OK…Back to vulnerability and authenticity. Here is what stood out to me:
Body language. You can literally see Garth leaning into the music. While Trisha has a beautiful voice and is undoubtedly talented in her own right, she is a singer. She sings. Garth performs. Everything about his being is engaged in the music, from his head to his toes.
Vulnerability. In a live performance, the presenter must be willing to take risks, be in the moment, and to mess up. Maybe even cry when moved to tears as Garth was during his full performance of Belleau Wood. Yes, crying is not only OK, it reflects your willingness to be vulnerable and human.
They also received a request from a 9-year-old and with only about 60 seconds before a commercial break, Garth decides to sing Frosty the Snowman. Both he and Trisha gave it their best shot, but it became evident they didn’t know all the words to all the versus. So, what did they do? They hummed their way through it. They chuckled a bit, tried to put it together, but in the end, it was the effort that was applauded. They kept it light, didn’t take themselves too seriously, and gave that 9-year-old a holiday treat. Imperfect. Genuine. Real. (Just like Frosty!).
Humility. Let me say that while everyone seems to think that Oklahoma is small and everyone knows each other, I don’t know Garth or Trisha personally. Maybe someday I will bump into them at a local Wal-Mart, but for now, we are simply fellow Okies. (Yes, I know they live in Nashville now, but Garth will always be an Okie to me). That said, I think Garth and Trisha are people that one could easily sit down with and have a normal conversation. I don’t think they see themselves as celebrities – or if they do, they certainly don’t present themselves that way.
It’s funny to me that even for the Christmas performance, Garth is wearing a ball cap, what look like Dickies work pants, and a pair of boots guys wear when out feeding the hogs. In fact, for all I know, he came in from the barn and grabbed his guitar and went to work. Trisha was, as always, dressed in a classy but casual outfit. But it’s not just their clothes. It’s how they spoke to one another and to their team of two in the room. It’s their casual style. It’s how Trisha gave Garth the floor when a song was clearly his and how he made certain that she got to share the stage and shine as well. It is clear he adores her and that she has tremendous respect and love for him. It’s a partnership. Neither one needed all the spotlight.

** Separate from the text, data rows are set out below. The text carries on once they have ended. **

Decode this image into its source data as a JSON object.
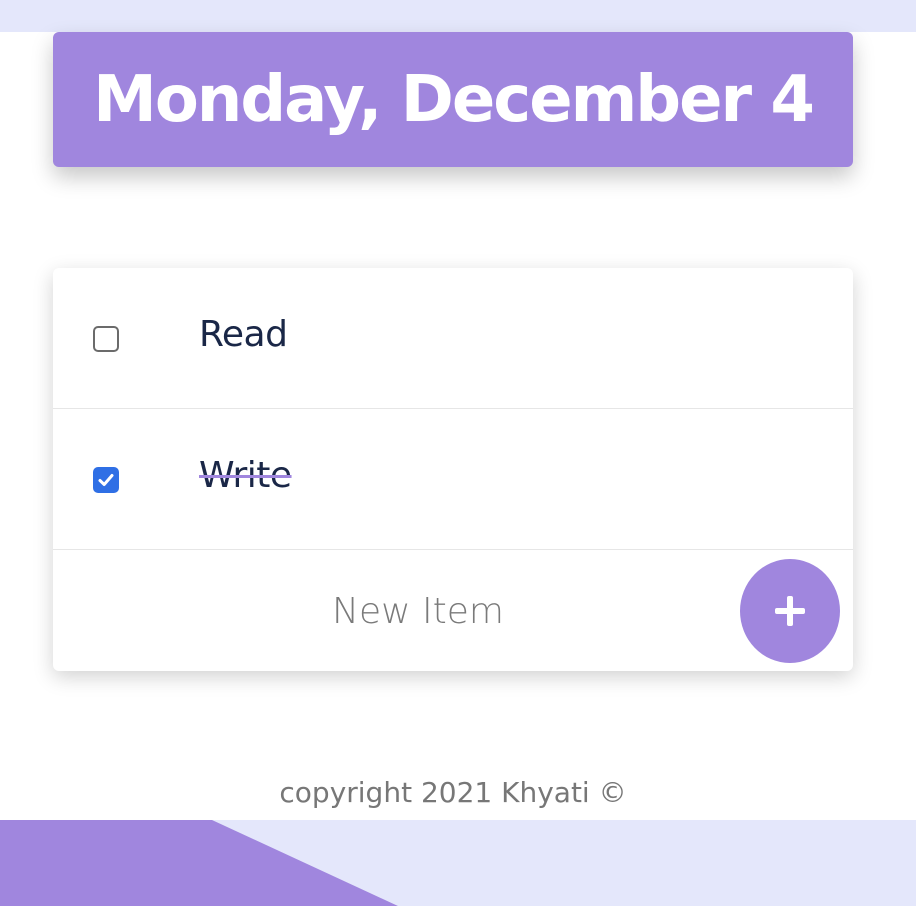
{
  "header": {
    "title": "Monday, December 4"
  },
  "todo": {
    "items": [
      {
        "label": "Read",
        "checked": false
      },
      {
        "label": "Write",
        "checked": true
      }
    ],
    "new_item_placeholder": "New Item",
    "add_button_icon": "plus-icon"
  },
  "footer": {
    "text": "copyright 2021 Khyati ©"
  },
  "colors": {
    "accent": "#a086de",
    "band": "#e4e7fb",
    "checkbox_checked": "#2f6fe5",
    "item_text": "#1a2747"
  }
}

Food for thought
As you look in the mirror and as you prepare for your next presentation, take a look at where you might be able to improve.
- Do you need to open up more and allow yourself to be vulnerable?
- Are you ‘OK’ with making mistakes or improvising when necessary?
- Might you need to dig a little deeper and reconnect with WHY you do what you do?
- Are you connecting with people at a human level or are you simply following a script?
- Does your body language communicate the message you are trying to send?
- Are you being authentically you or are you trying to be someone else?
One last idea for you as you work toward being the best presenter you can be. Watch other presenters with whom you feel a connection. Maybe Garth just doesn’t do it for you. That’s ok. Look on YouTube for the performers you love most. Ask yourself why you are attracted to them. Look beyond the music, the act, or the message. What are you EXPERIENCING as you observe them. What’s the “it” that makes them stand out. Maybe it’s yours too!